|dc.description.abstract||Phosphoinositide 3-kinases (PI3Ks) are signalling enzymes that play important roles in various cellular processes and in disease, such as cancer and auto-immunity. There are several isoforms of PI3K whose individual roles have been studied extensively, amongst other to understand whether any of the PI3K isoforms may represent a target for selective pharmacological intervention in disease.
In this study, I aimed to identify the mechanisms that determine the sensitivity of cancer cell growth and proliferation to inhibition of the p110β isoform of PI3K. p110β is activated downstream G-protein coupled receptors (GPCRs), and occurs in complex with a regulatory subunit named p85 which links this PI3K to tyrosine kinase signalling pathways. The parameters that determine cellular sensitivity to p110β are unclear.

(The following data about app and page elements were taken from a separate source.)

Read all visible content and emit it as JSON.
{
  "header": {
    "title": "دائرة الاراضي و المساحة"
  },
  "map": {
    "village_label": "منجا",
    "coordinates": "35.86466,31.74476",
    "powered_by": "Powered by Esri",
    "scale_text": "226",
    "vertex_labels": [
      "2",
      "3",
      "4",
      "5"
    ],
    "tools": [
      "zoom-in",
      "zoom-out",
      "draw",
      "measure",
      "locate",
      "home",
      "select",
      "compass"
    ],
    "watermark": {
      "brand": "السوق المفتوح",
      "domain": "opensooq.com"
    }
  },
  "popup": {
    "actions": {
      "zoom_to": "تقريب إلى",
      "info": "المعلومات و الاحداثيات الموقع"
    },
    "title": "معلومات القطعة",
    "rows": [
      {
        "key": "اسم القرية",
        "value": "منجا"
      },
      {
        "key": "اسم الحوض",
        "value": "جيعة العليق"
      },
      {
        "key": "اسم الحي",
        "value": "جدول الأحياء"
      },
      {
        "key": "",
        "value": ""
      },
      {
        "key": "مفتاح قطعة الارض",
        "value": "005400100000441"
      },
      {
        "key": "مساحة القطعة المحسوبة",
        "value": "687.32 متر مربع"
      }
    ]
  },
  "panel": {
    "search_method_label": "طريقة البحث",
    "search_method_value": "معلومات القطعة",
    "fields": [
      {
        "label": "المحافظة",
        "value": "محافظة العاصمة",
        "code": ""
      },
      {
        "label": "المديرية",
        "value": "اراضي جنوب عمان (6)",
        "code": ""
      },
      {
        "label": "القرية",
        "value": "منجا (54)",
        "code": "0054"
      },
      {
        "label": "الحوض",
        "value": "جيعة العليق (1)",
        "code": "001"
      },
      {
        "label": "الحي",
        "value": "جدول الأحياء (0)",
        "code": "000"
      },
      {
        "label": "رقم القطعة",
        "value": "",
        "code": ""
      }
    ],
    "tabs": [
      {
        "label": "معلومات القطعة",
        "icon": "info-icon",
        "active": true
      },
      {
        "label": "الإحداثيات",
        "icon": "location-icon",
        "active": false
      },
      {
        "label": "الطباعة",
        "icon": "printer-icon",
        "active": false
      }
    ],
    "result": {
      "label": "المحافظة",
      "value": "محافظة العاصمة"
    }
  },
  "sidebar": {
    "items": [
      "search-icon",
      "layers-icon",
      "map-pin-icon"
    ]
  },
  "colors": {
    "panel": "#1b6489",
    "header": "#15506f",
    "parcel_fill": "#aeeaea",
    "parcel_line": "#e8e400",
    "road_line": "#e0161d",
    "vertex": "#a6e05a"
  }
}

To characterize the role of p110β in signal transduction, its recruitment downstream a model receptor tyrosine kinase (PDGFR, platelet-derived growth factor receptor) and its binding to the different p85 isoforms was investigated. p110β was found to be recruited downstream active PDGFR alongside p110β, the other PI3K isoform that acts as the main PI3K isoform downstream such receptor. I also document that there is no preferential association of p110β with p85α or p85β, the two main p85 isoforms.
In a panel of human cancer cell lines, I discovered that cancer cell lines that showed sensitivity to p110β growth and cell signalling inhibition were deficient in expression or function of IRS-1 (insulin receptor substrate-1), although they expressed IRS-1 mRNA, and this molecular trait was further investigated. Using cell transfection and RNA interference (RNAi) techniques I tried to modulate p110β sensitivity in various cellular models. Overexpression of IRS-1 protein in p110β-sensitive cancer cells could not be achieved, likely due to the same inhibitory signalling networks that prevent expression of endogenous IRS-1. Unexpectedly, downregulation of IRS expression by RNAi resulted in a positive effect of p110β inhibition on cell growth and proliferation. Such a growth-stimulating effect of inhibition of p110β was also observed under other conditions. The molecular basis for this effect is not completely clear to date and possible explanations are discussed.
I conclude that p110β has a role as a signalling modulator that, upon specific circumstances, can determine both positive and negative responses in the cellular signalling circuitry and behaviour.||en_US